The 8.5% sales tax is a roll-up of the basic state tax, county tax, local municipality tax, and various other special district taxes, such as those for mass transit. Pretty much like it is anywhere else, except there’s just more of it than most places.
I don’t know offhand what the percentage is, but there is also a state income tax.
As for transit, if you’re living near a transit line and your job is also near a line, that’s almost always the best way to go, both in terms of speed and price. Have a look at www.511.org for the whole A-Z of Bay Area transit.
The Sunset might as well be the suburbs. If you’re living alone or with one other person, check out Nob Hill, Lower Nob Hill, Hayes Valley, Mint Hill, Potrero Hill, Bernal Heights, the Castro, and Oakland. If you have kids then go to the Sunset, or any burb in the East Bay.
As you said, not that you (or I) make $50,000 a year, but I know more than a few people who make less than that and live quite comfortably in San Francisco.
If you ever move here, or come out to check it out, email me, and I’ll buy you a beverage and show you around.
On engery costs, the flip side is that in many places around here (esp. the city/penninsula/north bay) you don’t need air conditioning, and in the winter you can get away without turning your heat on much (or at all, if you bundle well). My PG&E bill rarely breaks $150, even in the depths of winter (for an entire drafty victorian house).
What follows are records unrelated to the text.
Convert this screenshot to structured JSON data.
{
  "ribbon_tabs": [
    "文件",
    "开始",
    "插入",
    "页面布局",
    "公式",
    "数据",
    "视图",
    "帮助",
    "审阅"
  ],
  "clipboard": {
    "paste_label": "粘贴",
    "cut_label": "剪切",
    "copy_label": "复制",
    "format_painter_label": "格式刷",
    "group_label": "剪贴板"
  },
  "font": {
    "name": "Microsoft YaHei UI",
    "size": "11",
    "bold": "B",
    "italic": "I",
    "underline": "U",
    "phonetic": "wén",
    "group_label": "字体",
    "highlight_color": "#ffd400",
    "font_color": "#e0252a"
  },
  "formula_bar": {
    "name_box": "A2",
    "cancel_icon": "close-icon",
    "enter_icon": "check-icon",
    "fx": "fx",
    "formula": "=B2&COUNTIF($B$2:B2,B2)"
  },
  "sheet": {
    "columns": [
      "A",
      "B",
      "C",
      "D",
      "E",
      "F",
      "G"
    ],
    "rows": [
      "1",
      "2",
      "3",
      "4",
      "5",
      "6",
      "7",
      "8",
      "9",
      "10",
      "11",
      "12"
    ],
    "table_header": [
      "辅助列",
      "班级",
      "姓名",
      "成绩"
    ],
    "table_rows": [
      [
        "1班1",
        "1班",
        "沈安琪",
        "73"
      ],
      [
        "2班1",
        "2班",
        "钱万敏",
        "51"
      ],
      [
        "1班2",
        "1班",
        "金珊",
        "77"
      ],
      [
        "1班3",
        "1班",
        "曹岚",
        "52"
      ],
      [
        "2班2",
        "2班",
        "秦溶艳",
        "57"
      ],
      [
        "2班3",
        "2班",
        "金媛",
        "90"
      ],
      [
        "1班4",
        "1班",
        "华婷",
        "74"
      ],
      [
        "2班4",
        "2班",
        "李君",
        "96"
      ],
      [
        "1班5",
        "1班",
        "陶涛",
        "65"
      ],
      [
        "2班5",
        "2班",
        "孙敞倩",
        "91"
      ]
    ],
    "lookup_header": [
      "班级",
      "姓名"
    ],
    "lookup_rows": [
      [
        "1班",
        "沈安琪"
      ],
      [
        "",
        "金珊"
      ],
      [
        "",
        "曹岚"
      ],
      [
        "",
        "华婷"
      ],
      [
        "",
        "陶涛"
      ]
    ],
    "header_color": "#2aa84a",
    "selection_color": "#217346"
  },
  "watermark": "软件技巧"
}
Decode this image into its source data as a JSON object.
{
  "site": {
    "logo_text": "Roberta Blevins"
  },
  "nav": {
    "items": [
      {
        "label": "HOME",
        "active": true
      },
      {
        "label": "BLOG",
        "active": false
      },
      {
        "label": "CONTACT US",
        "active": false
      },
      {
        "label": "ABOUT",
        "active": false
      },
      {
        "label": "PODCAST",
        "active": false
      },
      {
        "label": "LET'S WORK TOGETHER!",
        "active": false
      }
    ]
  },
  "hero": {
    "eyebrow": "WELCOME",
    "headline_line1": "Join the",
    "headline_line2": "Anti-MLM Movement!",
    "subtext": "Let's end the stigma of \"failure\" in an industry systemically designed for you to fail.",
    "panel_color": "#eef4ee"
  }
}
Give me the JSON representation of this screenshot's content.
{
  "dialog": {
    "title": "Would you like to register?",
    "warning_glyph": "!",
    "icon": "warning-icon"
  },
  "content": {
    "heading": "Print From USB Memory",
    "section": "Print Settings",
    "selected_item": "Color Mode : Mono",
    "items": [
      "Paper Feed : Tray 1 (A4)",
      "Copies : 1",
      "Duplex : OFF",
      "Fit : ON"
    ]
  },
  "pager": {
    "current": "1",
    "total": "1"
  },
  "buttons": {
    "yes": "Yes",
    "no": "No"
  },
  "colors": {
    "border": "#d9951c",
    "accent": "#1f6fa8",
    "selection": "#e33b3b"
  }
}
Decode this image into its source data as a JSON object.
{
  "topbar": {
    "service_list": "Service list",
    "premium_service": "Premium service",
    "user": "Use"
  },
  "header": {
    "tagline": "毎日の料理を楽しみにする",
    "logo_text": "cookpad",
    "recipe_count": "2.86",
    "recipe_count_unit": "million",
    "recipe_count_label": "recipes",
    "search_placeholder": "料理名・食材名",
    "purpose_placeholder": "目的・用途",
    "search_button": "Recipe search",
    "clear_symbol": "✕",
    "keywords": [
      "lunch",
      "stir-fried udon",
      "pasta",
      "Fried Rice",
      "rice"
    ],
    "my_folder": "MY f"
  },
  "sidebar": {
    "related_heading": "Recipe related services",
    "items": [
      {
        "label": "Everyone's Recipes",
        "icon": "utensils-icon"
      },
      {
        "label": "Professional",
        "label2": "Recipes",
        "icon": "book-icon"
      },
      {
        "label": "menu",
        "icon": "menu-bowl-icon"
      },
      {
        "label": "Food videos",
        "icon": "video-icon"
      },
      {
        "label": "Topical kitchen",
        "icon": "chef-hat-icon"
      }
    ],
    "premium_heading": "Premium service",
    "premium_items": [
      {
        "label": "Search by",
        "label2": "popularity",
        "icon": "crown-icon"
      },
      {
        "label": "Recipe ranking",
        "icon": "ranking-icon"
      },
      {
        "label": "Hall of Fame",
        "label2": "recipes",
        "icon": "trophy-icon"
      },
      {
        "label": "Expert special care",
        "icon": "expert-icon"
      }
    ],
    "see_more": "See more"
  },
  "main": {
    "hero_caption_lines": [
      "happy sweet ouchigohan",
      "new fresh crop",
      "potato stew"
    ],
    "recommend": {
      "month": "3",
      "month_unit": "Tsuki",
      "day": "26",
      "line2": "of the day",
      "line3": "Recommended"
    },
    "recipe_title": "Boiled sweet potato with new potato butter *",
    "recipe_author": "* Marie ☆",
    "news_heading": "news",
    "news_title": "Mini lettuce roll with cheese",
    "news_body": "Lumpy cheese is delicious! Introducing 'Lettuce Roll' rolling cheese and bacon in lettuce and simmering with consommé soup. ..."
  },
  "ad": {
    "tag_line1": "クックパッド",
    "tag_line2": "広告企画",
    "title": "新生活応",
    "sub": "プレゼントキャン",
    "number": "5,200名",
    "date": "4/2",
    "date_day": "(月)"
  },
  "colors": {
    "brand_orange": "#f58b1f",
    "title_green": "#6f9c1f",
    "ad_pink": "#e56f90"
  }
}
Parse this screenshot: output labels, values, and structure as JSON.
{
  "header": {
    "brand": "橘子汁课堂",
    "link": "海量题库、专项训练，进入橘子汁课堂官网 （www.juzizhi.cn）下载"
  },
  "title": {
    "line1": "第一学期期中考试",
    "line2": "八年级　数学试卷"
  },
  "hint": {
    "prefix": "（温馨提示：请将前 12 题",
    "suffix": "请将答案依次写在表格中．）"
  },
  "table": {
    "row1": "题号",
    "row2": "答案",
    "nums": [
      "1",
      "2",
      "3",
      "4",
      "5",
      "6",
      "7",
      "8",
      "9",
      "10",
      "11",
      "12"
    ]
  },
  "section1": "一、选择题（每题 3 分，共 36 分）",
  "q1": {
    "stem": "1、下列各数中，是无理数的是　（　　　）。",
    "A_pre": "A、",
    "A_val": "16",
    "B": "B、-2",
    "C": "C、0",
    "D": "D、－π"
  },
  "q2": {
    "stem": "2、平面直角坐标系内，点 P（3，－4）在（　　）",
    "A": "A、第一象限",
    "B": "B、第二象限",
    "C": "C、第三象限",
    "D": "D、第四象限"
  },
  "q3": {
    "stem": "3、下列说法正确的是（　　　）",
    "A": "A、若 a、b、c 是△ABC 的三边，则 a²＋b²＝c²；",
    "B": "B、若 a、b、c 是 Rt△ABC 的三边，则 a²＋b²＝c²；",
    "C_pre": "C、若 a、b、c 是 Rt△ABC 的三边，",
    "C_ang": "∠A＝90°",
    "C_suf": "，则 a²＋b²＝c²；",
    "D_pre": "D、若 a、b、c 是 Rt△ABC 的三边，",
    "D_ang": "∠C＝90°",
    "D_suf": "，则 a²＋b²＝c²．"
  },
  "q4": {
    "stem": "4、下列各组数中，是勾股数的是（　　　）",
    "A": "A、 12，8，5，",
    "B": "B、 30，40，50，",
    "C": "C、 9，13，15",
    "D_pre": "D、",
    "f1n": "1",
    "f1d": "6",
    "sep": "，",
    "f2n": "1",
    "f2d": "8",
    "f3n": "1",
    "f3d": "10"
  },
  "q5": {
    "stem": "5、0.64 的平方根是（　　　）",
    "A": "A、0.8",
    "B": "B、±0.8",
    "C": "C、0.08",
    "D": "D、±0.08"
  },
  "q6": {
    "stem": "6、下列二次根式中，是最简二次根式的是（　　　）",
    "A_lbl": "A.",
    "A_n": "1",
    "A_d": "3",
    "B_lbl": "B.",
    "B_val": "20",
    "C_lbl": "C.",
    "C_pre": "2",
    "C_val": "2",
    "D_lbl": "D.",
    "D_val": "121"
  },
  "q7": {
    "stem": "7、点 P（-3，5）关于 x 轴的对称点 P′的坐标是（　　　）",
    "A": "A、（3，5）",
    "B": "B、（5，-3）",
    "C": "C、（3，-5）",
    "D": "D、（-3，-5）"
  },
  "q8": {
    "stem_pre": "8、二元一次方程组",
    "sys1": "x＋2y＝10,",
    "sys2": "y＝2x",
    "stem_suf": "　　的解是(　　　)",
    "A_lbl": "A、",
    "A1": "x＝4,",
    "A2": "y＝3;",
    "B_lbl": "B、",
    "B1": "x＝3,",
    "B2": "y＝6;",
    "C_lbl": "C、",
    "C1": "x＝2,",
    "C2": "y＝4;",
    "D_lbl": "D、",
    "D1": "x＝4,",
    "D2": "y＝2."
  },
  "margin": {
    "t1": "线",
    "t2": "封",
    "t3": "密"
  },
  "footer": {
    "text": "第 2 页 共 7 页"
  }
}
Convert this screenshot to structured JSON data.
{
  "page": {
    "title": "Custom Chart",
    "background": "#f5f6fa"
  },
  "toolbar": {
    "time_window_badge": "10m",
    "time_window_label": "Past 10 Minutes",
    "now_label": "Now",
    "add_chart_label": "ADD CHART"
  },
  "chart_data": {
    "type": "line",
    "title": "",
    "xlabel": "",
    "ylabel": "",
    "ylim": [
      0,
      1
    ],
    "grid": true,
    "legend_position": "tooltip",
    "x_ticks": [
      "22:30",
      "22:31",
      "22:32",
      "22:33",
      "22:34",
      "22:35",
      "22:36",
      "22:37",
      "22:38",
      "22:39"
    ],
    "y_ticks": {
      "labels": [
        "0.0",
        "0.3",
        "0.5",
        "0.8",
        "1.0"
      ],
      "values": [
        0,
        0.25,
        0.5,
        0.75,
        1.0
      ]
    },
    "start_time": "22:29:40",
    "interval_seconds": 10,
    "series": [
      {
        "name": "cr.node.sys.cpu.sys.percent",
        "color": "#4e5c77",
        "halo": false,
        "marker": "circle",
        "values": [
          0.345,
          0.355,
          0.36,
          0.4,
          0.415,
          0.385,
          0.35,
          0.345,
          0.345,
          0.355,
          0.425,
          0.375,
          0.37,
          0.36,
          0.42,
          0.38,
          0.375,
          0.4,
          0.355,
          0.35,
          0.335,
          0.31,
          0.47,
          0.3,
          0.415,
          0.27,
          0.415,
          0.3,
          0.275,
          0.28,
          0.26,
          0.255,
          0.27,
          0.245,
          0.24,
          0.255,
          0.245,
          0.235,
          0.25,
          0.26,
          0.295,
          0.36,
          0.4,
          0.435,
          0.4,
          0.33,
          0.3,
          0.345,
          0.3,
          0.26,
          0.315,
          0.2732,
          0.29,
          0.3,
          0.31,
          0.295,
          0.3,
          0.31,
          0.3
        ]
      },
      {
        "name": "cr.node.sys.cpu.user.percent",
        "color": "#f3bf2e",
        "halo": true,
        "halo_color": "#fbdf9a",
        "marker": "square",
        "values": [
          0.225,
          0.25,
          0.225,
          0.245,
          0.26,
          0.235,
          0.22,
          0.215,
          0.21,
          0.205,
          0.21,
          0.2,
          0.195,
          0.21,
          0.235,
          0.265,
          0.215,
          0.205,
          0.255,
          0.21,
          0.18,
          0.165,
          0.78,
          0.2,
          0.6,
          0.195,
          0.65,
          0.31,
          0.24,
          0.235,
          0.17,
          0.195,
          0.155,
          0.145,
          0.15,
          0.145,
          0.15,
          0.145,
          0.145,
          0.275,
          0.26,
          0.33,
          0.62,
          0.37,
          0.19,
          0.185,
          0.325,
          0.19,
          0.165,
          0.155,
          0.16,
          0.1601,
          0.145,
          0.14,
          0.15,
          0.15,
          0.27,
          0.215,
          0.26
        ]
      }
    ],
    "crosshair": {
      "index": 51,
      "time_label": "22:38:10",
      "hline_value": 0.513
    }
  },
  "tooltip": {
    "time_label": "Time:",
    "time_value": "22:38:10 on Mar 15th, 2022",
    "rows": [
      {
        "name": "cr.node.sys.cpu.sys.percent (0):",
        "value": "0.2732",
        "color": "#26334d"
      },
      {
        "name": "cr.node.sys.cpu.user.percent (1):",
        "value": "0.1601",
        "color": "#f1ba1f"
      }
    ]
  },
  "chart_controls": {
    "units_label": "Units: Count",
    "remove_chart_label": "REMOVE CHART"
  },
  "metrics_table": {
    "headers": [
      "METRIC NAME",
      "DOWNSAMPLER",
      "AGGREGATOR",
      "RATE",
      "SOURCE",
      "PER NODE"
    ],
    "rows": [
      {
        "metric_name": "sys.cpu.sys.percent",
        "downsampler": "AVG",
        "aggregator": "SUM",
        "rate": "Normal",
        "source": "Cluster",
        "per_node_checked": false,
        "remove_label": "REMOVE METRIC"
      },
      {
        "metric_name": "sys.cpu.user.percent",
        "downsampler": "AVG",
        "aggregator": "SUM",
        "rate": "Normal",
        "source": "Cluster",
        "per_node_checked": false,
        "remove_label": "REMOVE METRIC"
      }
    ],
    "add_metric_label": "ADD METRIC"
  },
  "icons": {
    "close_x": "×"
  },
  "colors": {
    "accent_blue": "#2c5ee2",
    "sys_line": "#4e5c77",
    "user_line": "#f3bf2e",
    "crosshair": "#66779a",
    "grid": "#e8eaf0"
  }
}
Medical costs are also much, much higher. I’m too young and healthy to provide you with a comparison, but I saw a health insurance plan cross my desk the other day that provided $600 a day for hospitalization-- except in California, where it provided $900. The reason for this difference, though, I can’t explain.
PS- Stuffy, what are you eating and Fridays? I always thought they were cheaper than that? I haven’t been to one of those places is a good while, but. . .sheesh. Is that drinks? Last week I fed three friends at a good steakhouse for <$100.
Of course, he is right about the cheap food. At one of my favorite resteraunts (a teeny tiny salvadorian place), we can easily stuff 4 people to the gills with 30 bucks.
Not seeking out my cheapo haunts, though, $6-7 for breakfast, $10-12 for lunch, and $20-30 for dinner is about average and normal for me, when eating out (which i do a lot)
What, too low or too high? Last time I went I had baby back ribs my wife had some shrimp dish, we both had a couple of drinks, I’m pretty sure it was around $80 including tip(20%). Wait, I think that was Tony Roma’s, but the pricing is about the same.
OK - I’ve been a casual SD reader for a while, but I couldn’t not put my two cents in on this. About a year ago, I did the exact same thing as the OP…moved from Missouri to the Bay Area, so I’ve got lots of comments on this. In particular, I moved from KC, but I did live in STL for around 20 years.
The main comment I have is that in terms of consumer goods, it costs only slightly more to live here. Milk, bread, meat, produce, etc., are only slightly higher, almost not noticiable (if you know where to shop…ie. Trader Joes). I’ve found car insurance is about the same, maybe 10% higher.
The two stark differences are in gasoline and housing. Others have commented on gas prices, so I’ll talk about housing. In St. Louis, you can get a decent house in the burbs for around $120K - 200 K, depending on where you live. Forget about that here. In fact, a modest house here (read - of the same quality you would find near Lambert Airport) will run you at least $500 K. The cost of renting is also doubled. We pay $1300 for what would go for around $700 in St. Charles or South County, and we live next to the interstate. The quality of the housing and amount of land is also much lower, as a general rule.
The commute time comparision: East Bay to SF (by car) = St. Charles to Downtown (I-70) or Chesterfield to Downtown (Hwy 40). However, once you ride the BART, you will wonder how you ever called the Metrolink “mass transit.” East Bay to SF on the BART is about 15 to 30 min.
All in all, I’d say $50 K in STL is about equal to $80 K in SF, as long as you don’t want to do something silly like buy a house! (Can you tell I’m homesick?)